Bah! Humbug! How ‘A Christmas Carol’ turned Dickens into Scrooge
His tale practically invented the holiday as we know it, but in reality the cheer had long since curdled in the writer
“Mr Dickens stirs the gravy,” reported a rapt member of the audience at a reading of A Christmas Carol by the author in December 1867. The auditorium was packed, the queue for tickets half a kilometre long. “[He] mashes the potatoes with something of Master Peter’s ‘incredible vigour’, dusts the hot plates as Martha did, and makes a face of infinite wonderment and exultation when shouting, in the piping tones of the two youngest Cratchits: ‘There’s such a goose, Martha!’”
A Christmas Carol, concerning the miserly Ebenezer Scrooge and his conversion to Yuletide generosity, was 24 years old by the time this particular performance took place, and a firm fixture on the British Christmas circuit. The novel, with its beautiful illustrations by John Leech, had flown from booksellers’ shelves when it first came out on December 19 1843, its entire print run of 6,000 copies gone by Christmas Eve.

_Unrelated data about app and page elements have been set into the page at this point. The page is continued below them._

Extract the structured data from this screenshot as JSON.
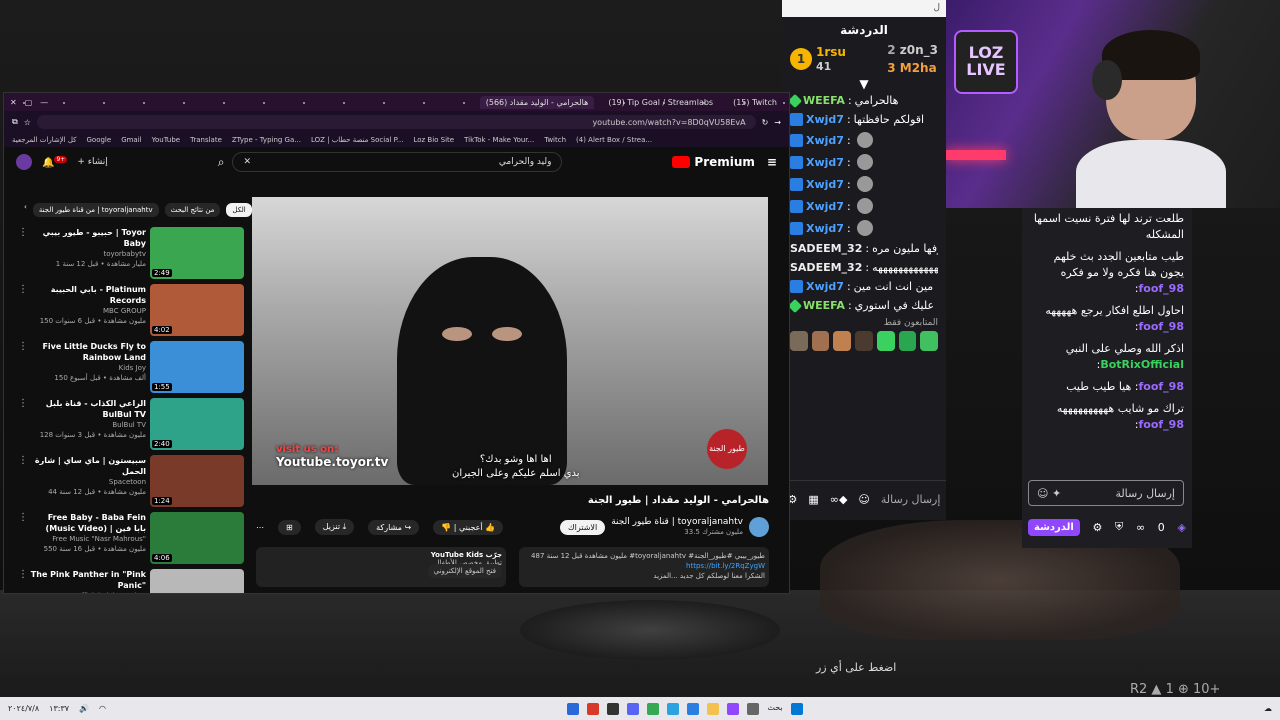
{
  "background": {
    "prompt": "اضغط على أي زر",
    "stats": "R2 ▲ 1 ⊕ 10+"
  },
  "webcam": {
    "logo_line1": "LOZ",
    "logo_line2": "LIVE"
  },
  "chat1": {
    "top_hint": "ل",
    "title": "الدردشة",
    "leaderboard": [
      {
        "rank": "1",
        "name": "1rsu",
        "score": "41"
      },
      {
        "rank": "2",
        "name": "z0n_3",
        "score": ""
      },
      {
        "rank": "3",
        "name": "M2ha",
        "score": ""
      }
    ],
    "messages": [
      {
        "user": "WEEFA",
        "text": "هالحرامي",
        "badge": "green"
      },
      {
        "user": "Xwjd7",
        "text": "اقولكم حافظتها",
        "badge": "blue"
      },
      {
        "user": "Xwjd7",
        "text": "",
        "badge": "blue"
      },
      {
        "user": "Xwjd7",
        "text": "",
        "badge": "blue"
      },
      {
        "user": "Xwjd7",
        "text": "",
        "badge": "blue"
      },
      {
        "user": "Xwjd7",
        "text": "",
        "badge": "blue"
      },
      {
        "user": "Xwjd7",
        "text": "",
        "badge": "blue"
      },
      {
        "user": "SADEEM_32",
        "text": "كنت اشوفها مليون مره",
        "badge": "none"
      },
      {
        "user": "SADEEM_32",
        "text": "ههههههههههههههههههههههه",
        "badge": "none"
      },
      {
        "user": "Xwjd7",
        "text": "مين انت انت مين",
        "badge": "blue"
      },
      {
        "user": "WEEFA",
        "text": "مذي حطيتها عليك في استوري",
        "badge": "green"
      }
    ],
    "subs_label": "المتابعون فقط",
    "input_placeholder": "إرسال رسالة"
  },
  "chat2": {
    "messages": [
      {
        "user": "",
        "text": "طلعت ترند لها فترة نسيت اسمها المشكله"
      },
      {
        "user": "foof_98",
        "text": "طيب متابعين الجدد بث خلهم يجون هنا فكره ولا مو فكره"
      },
      {
        "user": "foof_98",
        "text": "احاول اطلع افكار يرجع هههههه"
      },
      {
        "user": "BotRixOfficial",
        "text": "اذكر الله وصلي على النبي"
      },
      {
        "user": "foof_98",
        "text": "هيا طيب طيب"
      },
      {
        "user": "foof_98",
        "text": "تراك مو شايب ههههههههههه"
      }
    ],
    "input_placeholder": "إرسال رسالة",
    "chat_button": "الدردشة",
    "viewer_count": "0"
  },
  "browser": {
    "tabs": [
      {
        "label": "هالحرامي - الوليد مقداد (566)"
      },
      {
        "label": "(19) Tip Goal / Streamlabs"
      },
      {
        "label": "(15) Twitch"
      }
    ],
    "url": "youtube.com/watch?v=8D0qVU58EvA",
    "bookmarks": [
      "(4) Alert Box / Strea...",
      "Twitch",
      "TikTok - Make Your...",
      "Loz Bio Site",
      "LOZ | منصة حطاب Social P...",
      "ZType - Typing Ga...",
      "Translate",
      "YouTube",
      "Gmail",
      "Google",
      "كل الإشارات المرجعية"
    ]
  },
  "youtube": {
    "premium_label": "Premium",
    "search_value": "وليد والحرامي",
    "create_label": "إنشاء",
    "notif_count": "9+",
    "chips": [
      "الكل",
      "من نتائج البحث",
      "من قناة طيور الجنة | toyoraljanahtv"
    ],
    "video_title": "هالحرامي - الوليد مقداد | طيور الجنة",
    "channel_name": "قناة طيور الجنة | toyoraljanahtv",
    "subscribers": "33.5 مليون مشترك",
    "subscribe": "الاشتراك",
    "like": "أعجبني",
    "share": "مشاركة",
    "download": "تنزيل",
    "description": "487 مليون مشاهدة قبل 12 سنة #toyoraljanahtv #طيور_بيبي #طيور_الجنة",
    "description_link": "https://bit.ly/2RqZygW",
    "description_more": "الشكرا معنا لوصلكم كل جديد ...المزيد",
    "kids_title": "YouTube Kids جرّب",
    "kids_sub": "تطبيق مخصص للأطفال",
    "kids_button": "فتح الموقع الإلكتروني",
    "player_visit": "visit us on:",
    "player_site": "Youtube.toyor.tv",
    "player_sub1": "اها اها وشو بدك؟",
    "player_sub2": "بدي اسلم عليكم وعلى الجيران",
    "player_logo": "طيور الجنة",
    "related": [
      {
        "title": "حبيبو - طيور بيبي | Toyor Baby",
        "channel": "toyorbabytv",
        "meta": "1 مليار مشاهدة • قبل 12 سنة",
        "duration": "2:49",
        "thumb": "#3aa650"
      },
      {
        "title": "بابي الحبيبة - Platinum Records",
        "channel": "MBC GROUP",
        "meta": "150 مليون مشاهدة • قبل 6 سنوات",
        "duration": "4:02",
        "thumb": "#b05a3a"
      },
      {
        "title": "Five Little Ducks Fly to Rainbow Land",
        "channel": "Kids Joy",
        "meta": "150 ألف مشاهدة • قبل أسبوع",
        "duration": "1:55",
        "thumb": "#3b8fd6"
      },
      {
        "title": "الراعي الكذاب - قناة بلبل BulBul TV",
        "channel": "BulBul TV",
        "meta": "128 مليون مشاهدة • قبل 3 سنوات",
        "duration": "2:40",
        "thumb": "#2fa28a"
      },
      {
        "title": "سبيستون | ماي ساي | شارة الحمل",
        "channel": "Spacetoon",
        "meta": "44 مليون مشاهدة • قبل 12 سنة",
        "duration": "1:24",
        "thumb": "#7a3a2a"
      },
      {
        "title": "Free Baby - Baba Fein (Music Video) | بابا فين",
        "channel": "Free Music \"Nasr Mahrous\"",
        "meta": "550 مليون مشاهدة • قبل 16 سنة",
        "duration": "4:06",
        "thumb": "#2b7c3a"
      },
      {
        "title": "The Pink Panther in \"Pink Panic\"",
        "channel": "Official Pink Panther",
        "meta": "",
        "duration": "",
        "thumb": "#b8b8b8"
      }
    ]
  },
  "taskbar": {
    "search_label": "بحث",
    "time": "١٣:٣٧",
    "date": "٢٠٢٤/٧/٨"
  }
}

Later holiday editions sold at the same remarkable rate. It was, said one contemporary commentator, “a national benefit”. Another called it a “an institution” and indeed, the Carol, as it’s known by its devotees, has haunted us ever since. It remains the most filmed and television-adapted of all Charles Dickens’s works. There’s yet another version coming to the BBC this Christmas, starring Guy Pearce and produced by Tom Hardy – though it’s hard to imagine it knocking The Muppet Christmas Carol off its perch...